This guideline was developed and written under the auspices of the AGS Panel on Persistent Pain in Older Persons, approved by the AGS Board of Directors on April 8, 2002, and published in the June 2002 supplement issue of the Journal of the American Geriatrics Society under the title "The Management of Persistent Pain in Older Persons". The following organizations with special interest and expertise in the management of pain in older persons provided peer review of a preliminary draft of the guideline: American Academy of Family Physicians; American Academy of Home Care Physicians; American Academy of Orthopaedic Surgeons; American Academy of Pain Medicine; American Academy of Physical Therapy; American Academy of Physical Medicine and Rehabilitation; American College of Clinical Pharmacy; American Medical Association; American Occupational Therapy Association; American Society of Anesthesiologists; American Society of Clinical Oncologists; American Society of Consultant Pharmacists; Hospice and Palliative Nurses Association; Oncology Nursing Society.
Summary of Key Recommendations
- <LI class=bodycopy>The key to effective treatment of persistent pain lies in comprehensive assessment. All older persons should be screened for persistent pain on initial evaluation, on admission to any health care service, and periodically thereafter. Any persistent pain that has an impact on physical function, psychological function, or quality of life should be considered a significant problem <LI class=bodycopy>The verbally administered zero to ten scale is a good first choice for assessment of pain intensity; however, other scales such as word descriptor scales, faces scales, or pain thermometers may be more appropriate for some patients. <LI class=bodycopy>For those with moderate to severe cognitive impairment, assessment of behaviors and family or caregiver's observations are essential. <LI class=bodycopy>The use of placebos in clinical practice is unethical and there is no place for their use in the management of persistent pain. <LI class=bodycopy>Acetaminophen should be the first drug to consider in the treatment of mild to moderate pain of muskuloskeletal origin. <LI class=bodycopy>Traditional (i.e., nonselective) nonsteroidal anti-inflammatory drugs (NSAIDS) should be avoided in those who require long-term daily analgesic therapy.
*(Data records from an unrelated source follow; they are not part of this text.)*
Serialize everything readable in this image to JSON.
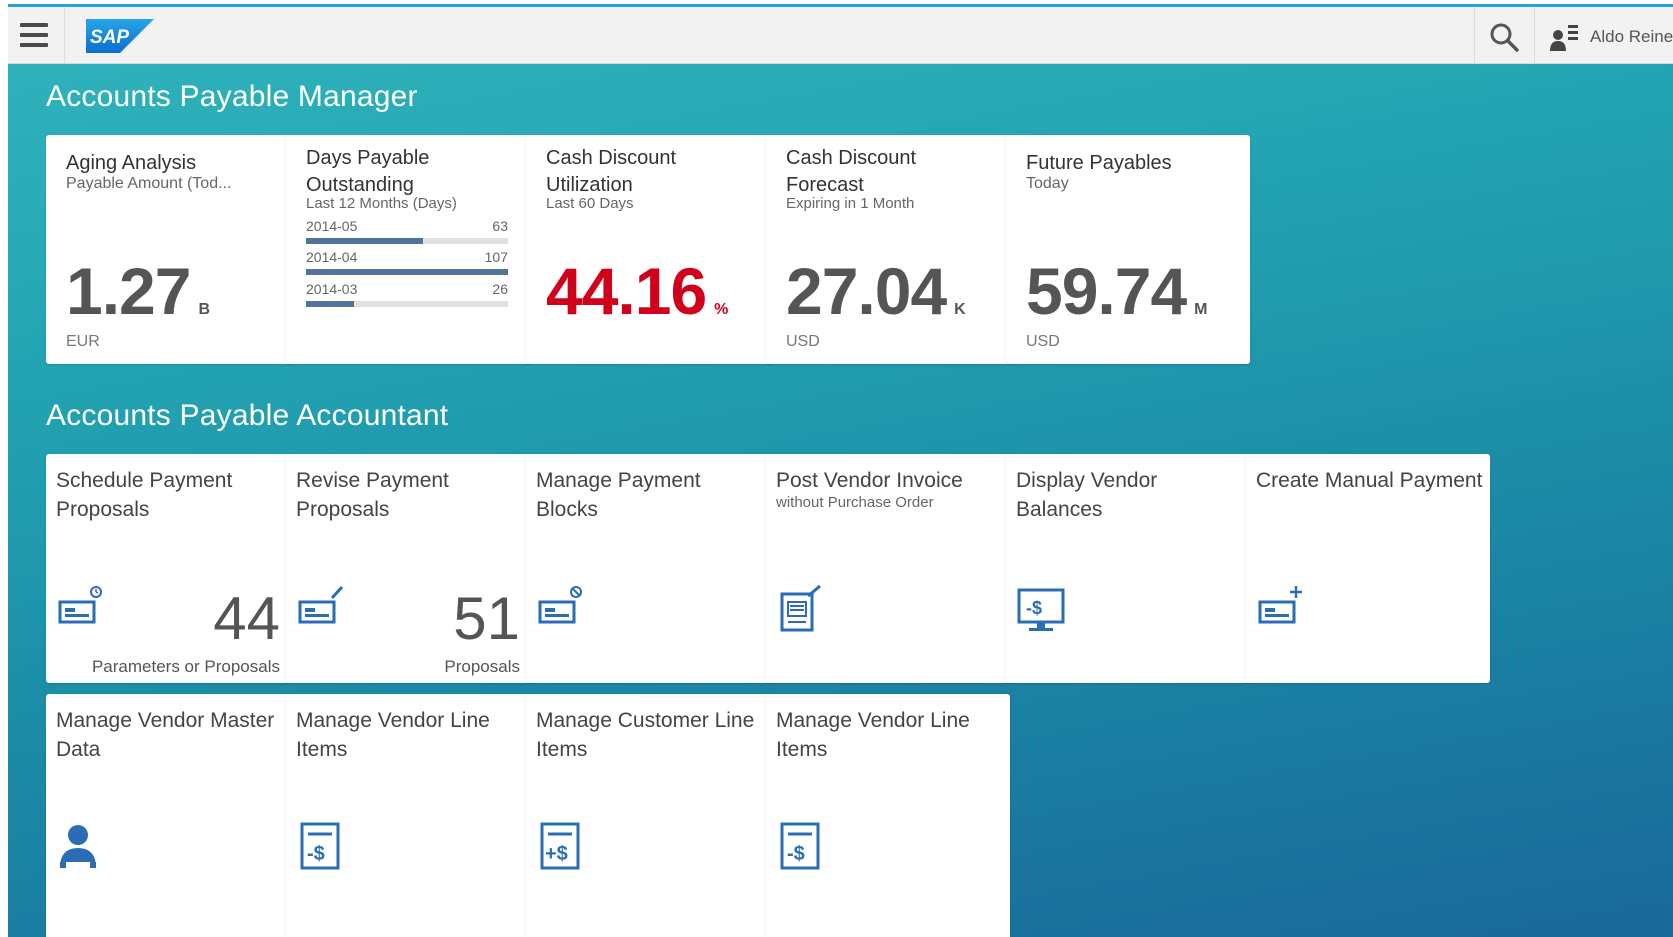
{
  "shell": {
    "logo_text": "SAP",
    "user_name": "Aldo Reine"
  },
  "groups": [
    {
      "title": "Accounts Payable Manager"
    },
    {
      "title": "Accounts Payable Accountant"
    }
  ],
  "kpi_tiles": {
    "aging": {
      "title": "Aging Analysis",
      "subtitle": "Payable Amount (Tod...",
      "value": "1.27",
      "scale": "B",
      "unit": "EUR"
    },
    "dpo": {
      "title": "Days Payable Outstanding",
      "subtitle": "Last 12 Months (Days)",
      "rows": [
        {
          "label": "2014-05",
          "value": "63",
          "fill_pct": 58
        },
        {
          "label": "2014-04",
          "value": "107",
          "fill_pct": 100
        },
        {
          "label": "2014-03",
          "value": "26",
          "fill_pct": 24
        }
      ]
    },
    "cash_util": {
      "title": "Cash Discount Utilization",
      "subtitle": "Last 60 Days",
      "value": "44.16",
      "scale": "%",
      "color": "#d0021b"
    },
    "cash_forecast": {
      "title": "Cash Discount Forecast",
      "subtitle": "Expiring in 1 Month",
      "value": "27.04",
      "scale": "K",
      "unit": "USD"
    },
    "future": {
      "title": "Future Payables",
      "subtitle": "Today",
      "value": "59.74",
      "scale": "M",
      "unit": "USD"
    }
  },
  "app_tiles": [
    {
      "title": "Schedule Payment Proposals",
      "count": "44",
      "info": "Parameters or Proposals",
      "icon": "payment-schedule-icon"
    },
    {
      "title": "Revise Payment Proposals",
      "count": "51",
      "info": "Proposals",
      "icon": "payment-edit-icon"
    },
    {
      "title": "Manage Payment Blocks",
      "icon": "payment-block-icon"
    },
    {
      "title": "Post Vendor Invoice",
      "subtitle": "without Purchase Order",
      "icon": "invoice-post-icon"
    },
    {
      "title": "Display Vendor Balances",
      "icon": "monitor-balance-icon"
    },
    {
      "title": "Create Manual Payment",
      "icon": "payment-add-icon"
    },
    {
      "title": "Manage Vendor Master Data",
      "icon": "person-icon"
    },
    {
      "title": "Manage Vendor Line Items",
      "icon": "document-minus-dollar-icon"
    },
    {
      "title": "Manage Customer Line Items",
      "icon": "document-plus-dollar-icon"
    },
    {
      "title": "Manage Vendor Line Items",
      "icon": "document-minus-dollar-icon"
    }
  ]
}
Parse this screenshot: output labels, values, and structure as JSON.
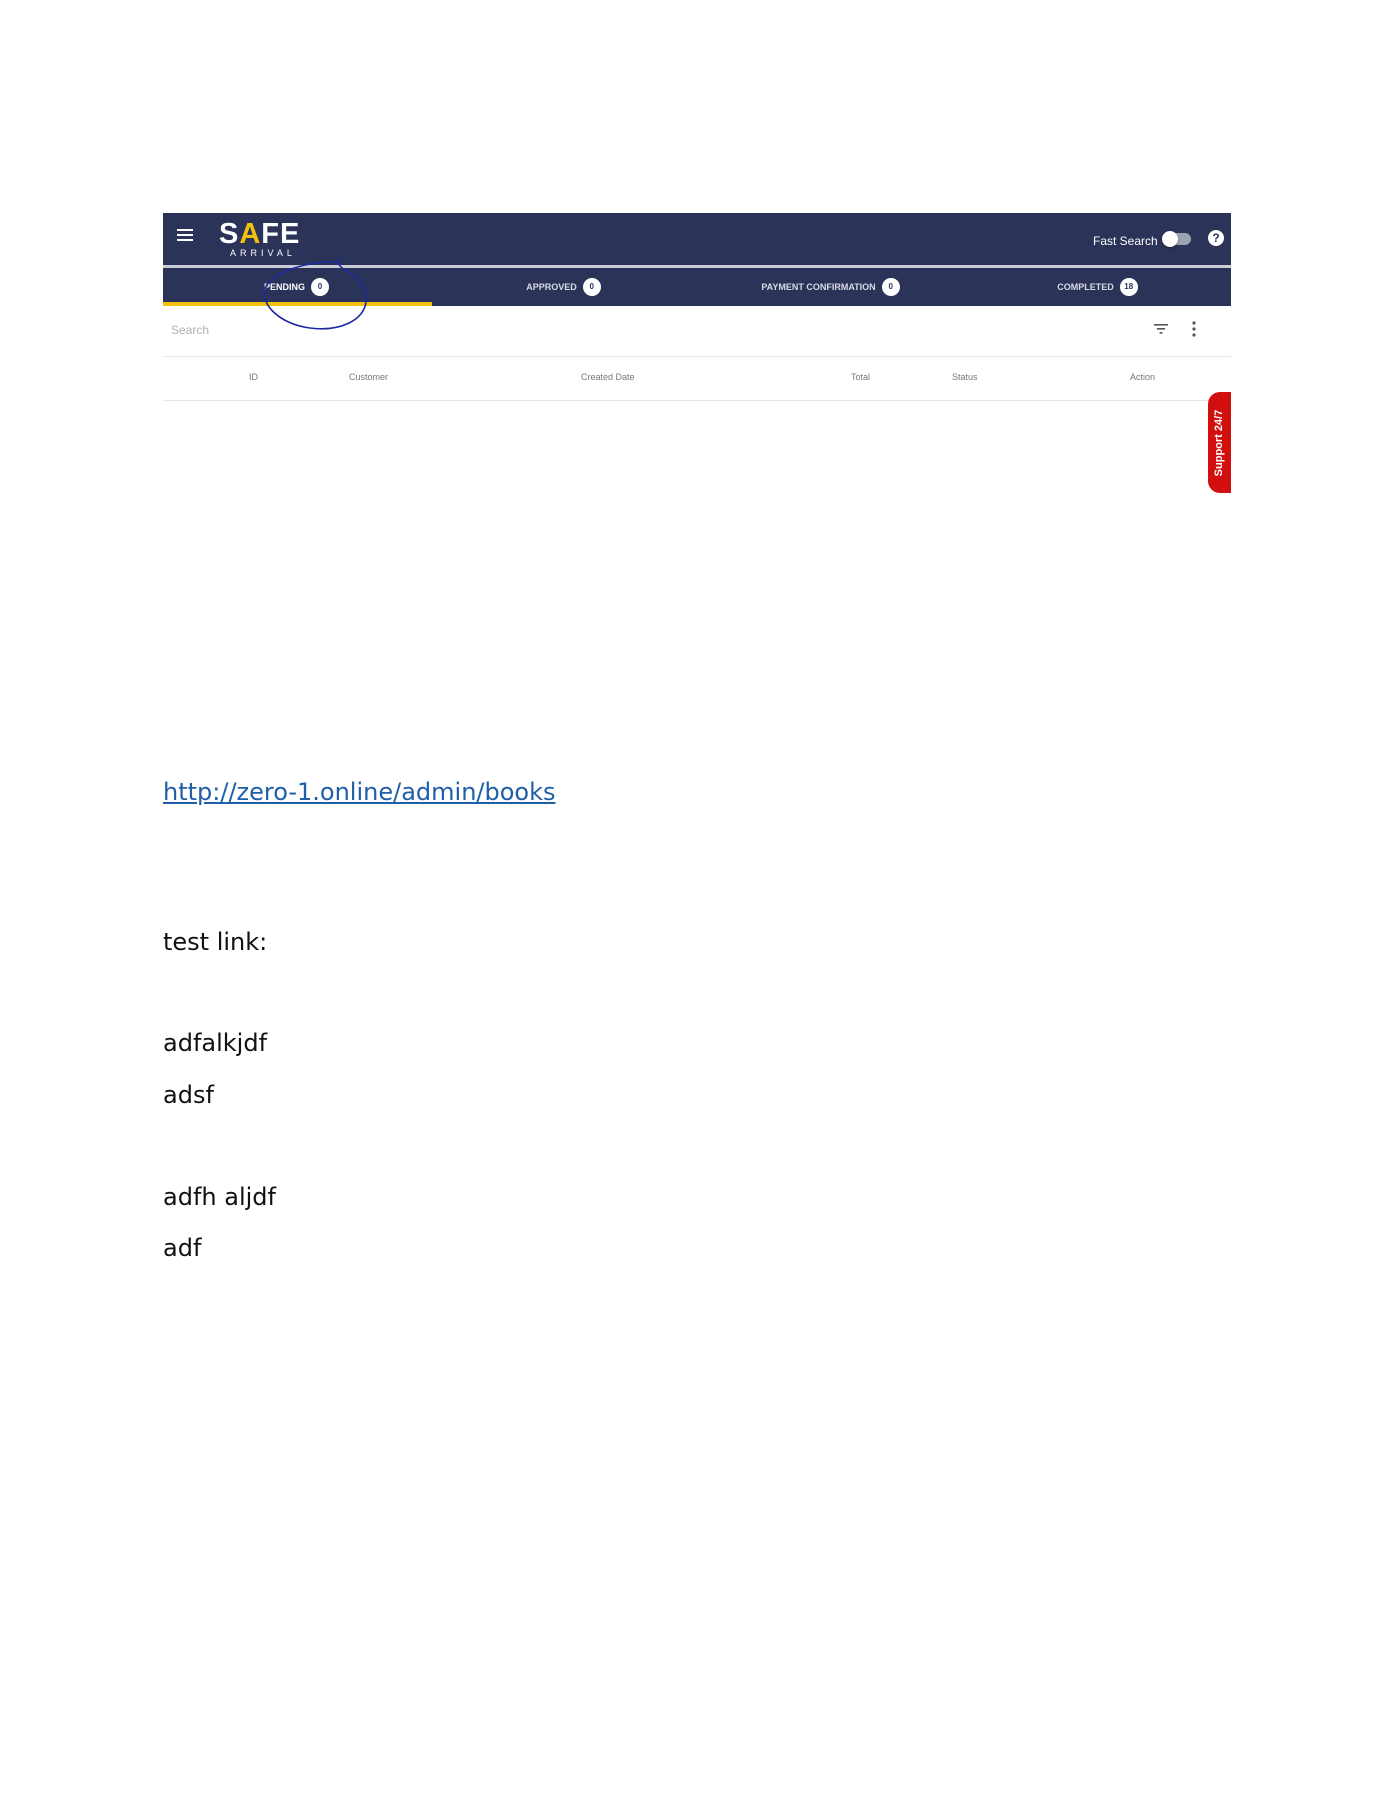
{
  "app": {
    "logo": {
      "safe_prefix": "S",
      "safe_a": "A",
      "safe_suffix": "FE",
      "arrival": "ARRIVAL"
    },
    "header": {
      "fast_search_label": "Fast Search",
      "help_glyph": "?"
    },
    "tabs": [
      {
        "label": "PENDING",
        "count": "0",
        "active": true
      },
      {
        "label": "APPROVED",
        "count": "0",
        "active": false
      },
      {
        "label": "PAYMENT CONFIRMATION",
        "count": "0",
        "active": false
      },
      {
        "label": "COMPLETED",
        "count": "18",
        "active": false
      }
    ],
    "search": {
      "placeholder": "Search",
      "value": ""
    },
    "table": {
      "columns": [
        "ID",
        "Customer",
        "Created Date",
        "Total",
        "Status",
        "Action"
      ],
      "rows": []
    },
    "support_tab": "Support 24/7",
    "colors": {
      "header_bg": "#2b3358",
      "accent_yellow": "#f2c10f",
      "support_red": "#d10f0f",
      "annotation_blue": "#1c2a9e"
    },
    "icons": [
      "hamburger-menu-icon",
      "toggle-switch",
      "help-icon",
      "filter-icon",
      "more-vert-icon"
    ]
  },
  "document": {
    "link": "http://zero-1.online/admin/books",
    "lines": [
      "test link:",
      "adfalkjdf",
      "adsf",
      "adfh aljdf",
      "adf"
    ]
  }
}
The selective NSAIDs, i.e., the COX-2 inhibitors, are preferable. <LI class=bodycopy>Opioid analgesic drugs are effective, associated with a low potential for addiction, and overall may have fewer long-term risks than other analgesic drug regimens in older persons with persistent pain. As with all medication, careful monitoring for the development of adverse side effects is important. <LI class=bodycopy>An individualized program of physical activity should be designed to improve flexibility, strength, and endurance, and should be maintained indefinitely. <LI class=bodycopy>Patient and caregiver education is an essential component in the management of persistent pain.
- Health care facilities that care for older patients should routinely conduct quality assurance and quality improvement activities to enhance pain management.
SOURCE: AGS Panel on Persistent Pain in Older Persons. The Management of Persistent Pain in Older Persons. American Geriatrics Society. J Am Geriatr Soc 2002; 50;6:1-20
The development of this guideline was supported by unrestricted educational grants from Janssen Pharmaceutica, McNeil Consumer & Specialty Pharmaceuticals, a Division of McNeil-PPC, Inc.; Ortho-McNeil Pharmaceutical, Inc.; Pharmacia Corporation; and Purdue Pharma L.P.
Mar 17, '04
Thanks Dave for the Great post,
I ran across it the other night while surffing but forgot where I saw it.
Now I can print it out for work.
We are trying to develop a more efficient pain program based on State Guidelines. I think the AMA had a good publication too but I don't have membership there. Left my hard copy at last job.
Last edit by caffine addict on Mar 19, '04